1. Eli Lilly (LLY - Get Report) (LLY): With a hefty 5.8% yield, the Indianapolis-based Lilly has one of the highest yields of any big pharma major pharmaceutical company, and it's the only member of that cohort still consistently raising its dividend. Pfizer (PFE) (PFE) cut its payout, while Wyeth (WYE), Merck (MRK) (MRK), and Bristol-Myers (BMY) are just holding pat. Lilly's willingness to raise increase its payout is sign of strength that you will find nowhere else in big pharma. The company made some smart acquisitions in 2008, including buying ImClone for $6 billion.
The ImClone acquisition was worth every penny. Its strong biotech franchise provides immediate growth, the kind that companies like Lilly salivate over, thanks to the cancer drug Erbitux. The acquisition also helps bolster Lilly's drug pipeline before its current top-seller, the anti-psychotic Zyprexa, stands to lose patent protection in 2011. Thanks to Erbitux, Lilly is now one of very few companies with a strong anti-cancer franchise, a category of drugs that governments around the world are still willing to reimburse insurers for. That matters at a time when almost every developed country faces ballooning budget deficits, and the President of the United States is committed to cutting healthcare costs.
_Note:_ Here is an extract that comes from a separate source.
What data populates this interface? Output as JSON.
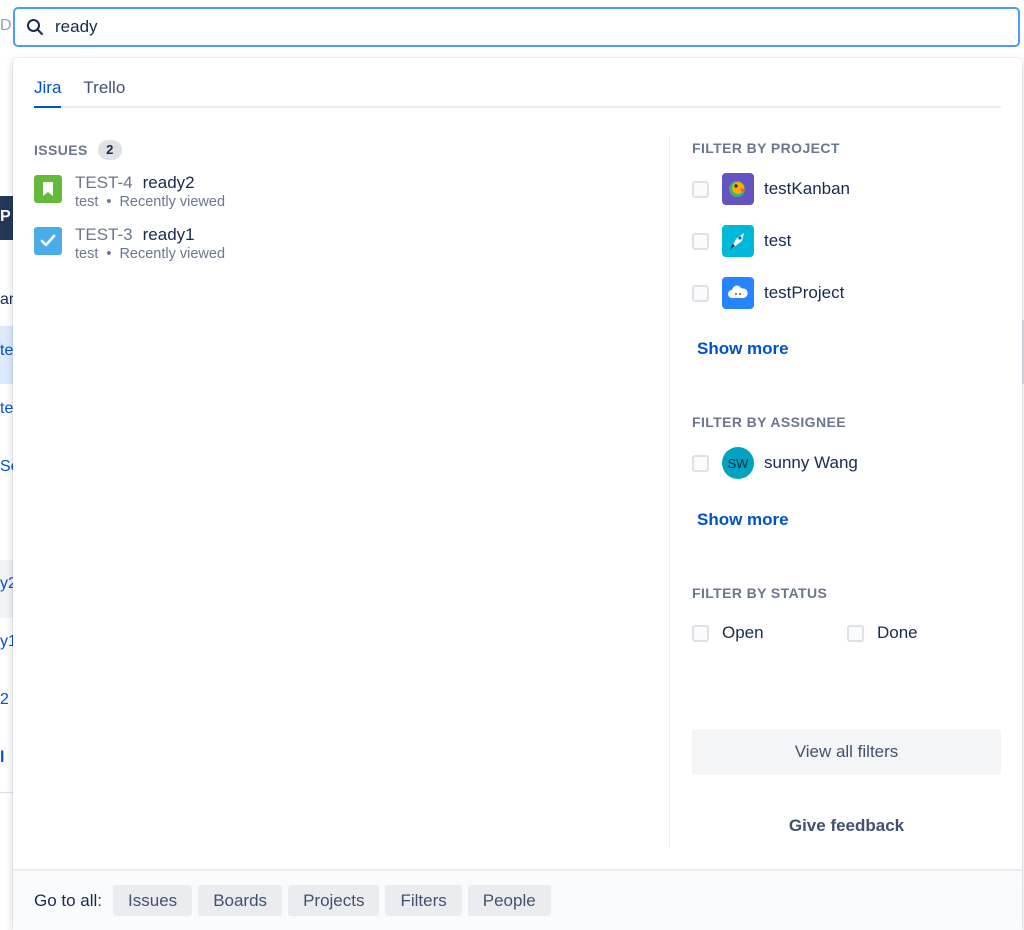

How about that dividend? Eli Lilly has boosted its payout for 41 consecutive years, most recently in December 2008 when it raised its quarterly dividend to 49 cents a share, which comes to $1.96 annually. How does Lilly stand up to the safety test? The company can cover its payout 2.2 times with expected 2009 earnings of $4.22 a share. Two thumbs up, way up. And since Lilly's profit is expected to grow another 7% in 2010, we will likely see more dividend boosts here. Eli has a fair amount of debt on its balance sheet, but it still garners an A-rating from the major agencies. Part of this is because the company only has $400 million coming due in 2009, and nothing else until 2012. No need to worry on that front, either. But not everything is smooth sailing in this stock.